With June knocking at our door, this push represents one of the last major movements of Neotropical migrants into the region. Both the Fort Dix and Dover radars showed strong migration signals immediately after sunset and tapering off after midnight. The regional composite showed widespread migration across the mid-Atlantic and Southeast, with heavy migration over the Northeast. This correlates directly with the greater density of continuing migrants north of our area… a sure sign that migration is “winding down” around here.

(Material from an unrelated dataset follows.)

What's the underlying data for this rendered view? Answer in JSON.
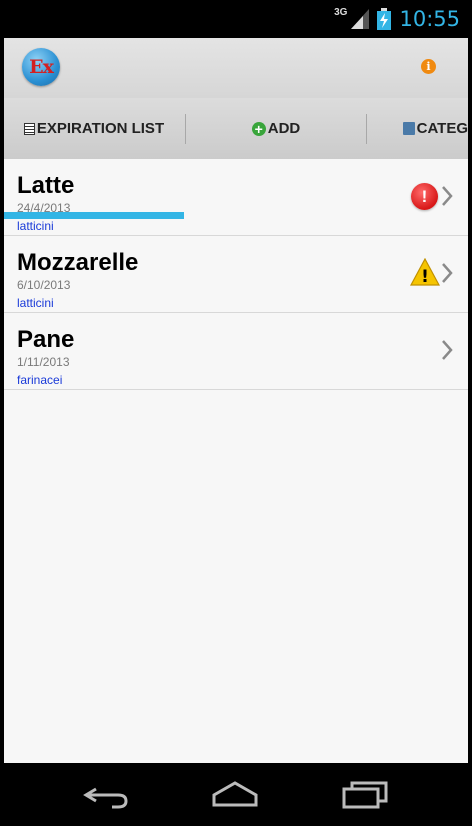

With that I’ll declare June 1st the final day of this migration study, but will continue to post periodically if late-season events unfold. Thanks to everyone who has come by and left a comment about their birding experiences, and a special thanks to those who have supported the site financially. With your contributions I can fund the hosting for www.woodcreeper.com for another year, and have made a small donation to my computer programmer who will (hopefully) have the site more automated by Fall 2008 (if not, I’ll probably have to quit, considering I’ll be a father by late fall). In the meantime, I hope to see you all afield.

Good Birding

David

P.S. Come check out my migration forecast for the Mid-Atlantic on Birdcapemay.org

Please don’t forget to become a member of the Woodcreeper/Badbirdz flock today. For more information, please check out the Become a Member post.

Light migration last night

While winds persisted out of the northwest yesterday, some birds were able to take advantage of the clear skies and slackening winds after sunset. No radar today, but just a heads-up that some birds were on the move.

Good Birding

David